Geoffrey Ashe. The Discovery of King Arthur. 1985. [Entertaining re-examination, with good bibliography. Includes semi-serious hypothesis that Cerdic of Wessex was son of Arthur (!) This probably founders on chronological difficulties, however, if no other.]
A. W. Wade-Evans. “The Chronology of Arthur.” Y Cymmrodor 1910: 125-49.5
John Morris. “Dark Age Dates.” In Michael G. Jarrett, ed., Britain and Rome, 145-85. 1965.
P. K. Johnstone. “A Consular Chronology of Dark Age Britain.” Antiquity 36 (1962): 102-9.
Nikolai Tolstoy. “Early British History and Chronology.” Transactions of the Honourable Society of Cymmodorion 1964: 237-312. [Four articles by four good scholars, coming to four wildly different conclusions as to the chronology of the period – proving that the source materials are simply inadequate.] Nora K. Chadwick. Celtic Britain. 1989. [Good general survey, with excellent maps.]
Peter C. Bartrum. Welsh Genealogies 300-1400. 8 vols. 1974-80. [Basic set of charts summarizing all the earliest royal British/Welsh; authoritative & generally reliable.]
John T. Koch. “A Welsh Window on the Iron Age. Manawydan, Mandubracios.” Cambridge Medieval Celtic Studies 14 (1987): 17-52. [Fascinating article showing that Welsh oral tradition preserved at least ONE fragment of GENUINE British genealogy from around the time of Christ, possibly ancestral to the later Welsh houses, though the connection is lost.]
John H. Ward. “Vortigern and the End of Roman Britain.” Britannia 3 (1972): 277-89. [Good study of the last Roman Vicar of Britain, possibly ancestral to some Welsh dynasties.]
E. Williams B. Nicholson. “The Dynasty of Cunedag and the Harleian Genealogies.” Y Cymmrodor 1909: 63-104.
David H. Kelley. “A Study in Early Celtic Genealogies: Dyfed.” Journal of Ancient and Medieval Studies 1:49-58.
Marjorie O. Anderson. Kings and Kingship in Early Scotland. 1980. [Contains detailed analysis of the Scottish & Pictish king lists; presented verbatim from original mss.]
H. Pirie-Gordon. “The Succession in the Kingdom of Strathclyde.” The Armorial 1: 35- 40, 79-87, 143-8, 192-6, 2: 9-14, 92-102. [Reconstruction of families ancestral to Kenneth MacAlpin, King of Scotland, including lines from Dalriada, Strathclyde, and Pictavia.]
John O’Hart.
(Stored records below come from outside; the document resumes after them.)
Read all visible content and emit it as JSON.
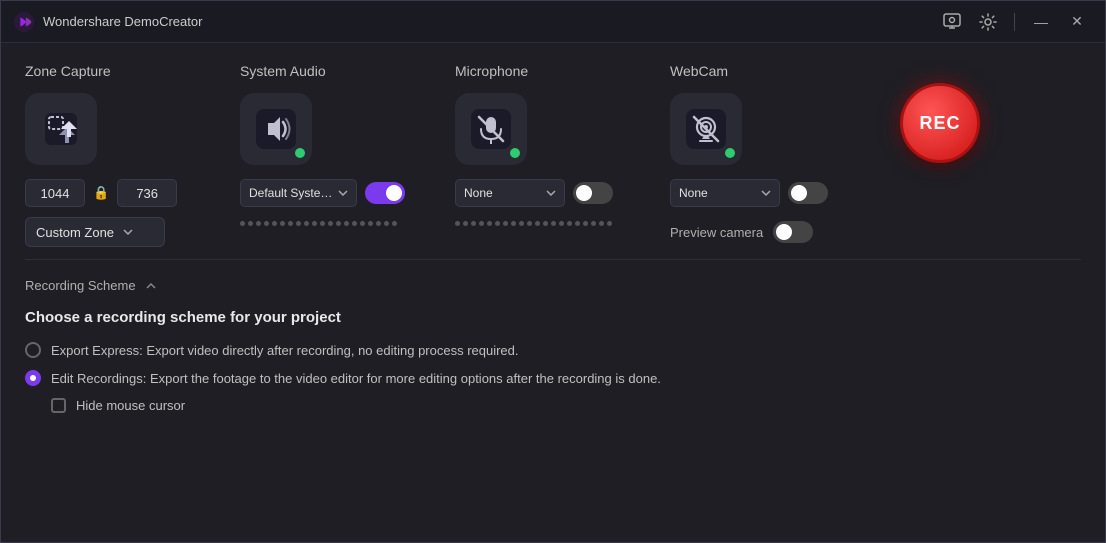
{
  "app": {
    "title": "Wondershare DemoCreator",
    "logo_color": "#a020f0"
  },
  "titlebar": {
    "minimize_label": "—",
    "close_label": "✕"
  },
  "sections": {
    "zone_capture": {
      "title": "Zone Capture",
      "width_value": "1044",
      "height_value": "736",
      "zone_dropdown_label": "Custom Zone"
    },
    "system_audio": {
      "title": "System Audio",
      "dropdown_label": "Default Syste…",
      "toggle_on": true
    },
    "microphone": {
      "title": "Microphone",
      "dropdown_label": "None",
      "toggle_on": false
    },
    "webcam": {
      "title": "WebCam",
      "dropdown_label": "None",
      "toggle_on": false,
      "preview_camera_label": "Preview camera",
      "preview_toggle_on": false
    }
  },
  "rec_button": {
    "label": "REC"
  },
  "recording_scheme": {
    "bar_label": "Recording Scheme",
    "title": "Choose a recording scheme for your project",
    "options": [
      {
        "id": "export_express",
        "label": "Export Express: Export video directly after recording, no editing process required.",
        "selected": false
      },
      {
        "id": "edit_recordings",
        "label": "Edit Recordings: Export the footage to the video editor for more editing options after the recording is done.",
        "selected": true
      }
    ],
    "checkbox": {
      "label": "Hide mouse cursor",
      "checked": false
    }
  }
}
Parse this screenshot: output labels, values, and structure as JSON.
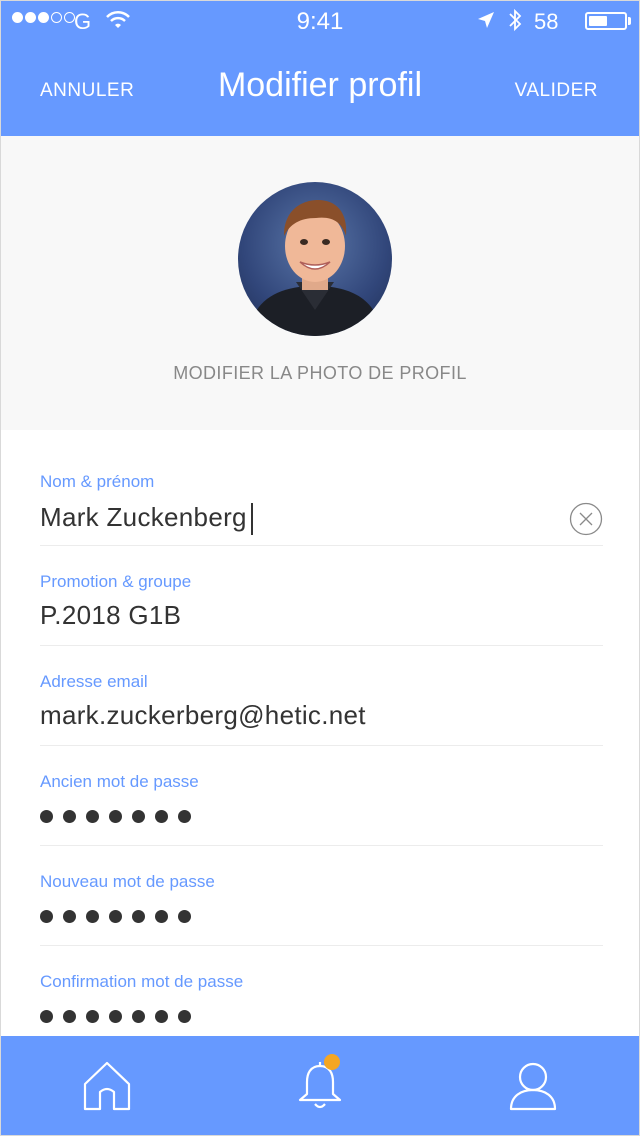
{
  "status_bar": {
    "carrier": "G",
    "time": "9:41",
    "battery_percent": "58",
    "battery_level": 0.58
  },
  "header": {
    "cancel_label": "ANNULER",
    "title": "Modifier profil",
    "confirm_label": "VALIDER",
    "background_color": "#6699ff"
  },
  "profile": {
    "change_photo_label": "MODIFIER LA PHOTO DE PROFIL"
  },
  "form": {
    "fields": [
      {
        "label": "Nom & prénom",
        "value": "Mark Zuckenberg"
      },
      {
        "label": "Promotion & groupe",
        "value": "P.2018 G1B"
      },
      {
        "label": "Adresse email",
        "value": "mark.zuckerberg@hetic.net"
      },
      {
        "label": "Ancien mot de passe",
        "value": "•••••••"
      },
      {
        "label": "Nouveau mot de passe",
        "value": "•••••••"
      },
      {
        "label": "Confirmation mot de passe",
        "value": "•••••••"
      }
    ]
  },
  "tabbar": {
    "items": [
      {
        "icon": "home-icon"
      },
      {
        "icon": "bell-icon",
        "has_badge": true
      },
      {
        "icon": "user-icon"
      }
    ],
    "badge_color": "#f5a623"
  }
}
Irish Pedigrees: or, The Origin and Stem of the Irish Nation. 2 vols. 1892. [However unsatisfactory, this is still the basic source, compiled from the ‘Annals of the Four Masters,’ etc., for royal Irish lines; incorporates much sheer mythology, and must be taken with a shaker of salt.]
David H. Kelley. “Early Irish Genealogy.” The American Genealogist 41 (1965): 65-76.
“Descent from the High Kings of Ireland.” The American Genealogist 54 (1978): 1-5.
“The Ancestry of Eve of Leinster.” The Genealogist 1 (1980): 4-26. [Excellent introductory & critical articles on various royal Irish lines.]
- Login to edit this profile and add images.
- Private Messages: Send a private message to the Profile Manager. (Best when privacy is an issue.)
- Public Comments: Login to post. (Best for messages specifically directed to those editing this profile. Limit 20 per day.)
- Public Q&A: These will appear above and in the Genealogist-to-Genealogist (G2G) Forum. (Best for anything directed to the wider genealogy community.)
On 25 Mar 2018 at 12:37 GMT Mark Adams wrote:
On 3 Jan 2018 at 20:06 GMT Al Adams wrote:
Patronymic naming conventions are complex, in which children are identified by the name of thier father. The terms ap (or "ab") and ferch (or "verch") are Welsh terms meaning "son of" or "daughter of," respectively, as in Madog ap Rhys and Gwenllian ferch Rhys. In Ireland, the "son of" patronymic is Mc and Mac.
On 10 Nov 2017 at 14:12 GMT Al Adams wrote:
On 8 Jun 2016 at 13:48 GMT Al Adams wrote:
On 8 Sep 2015 at 13:02 GMT Al Adams wrote: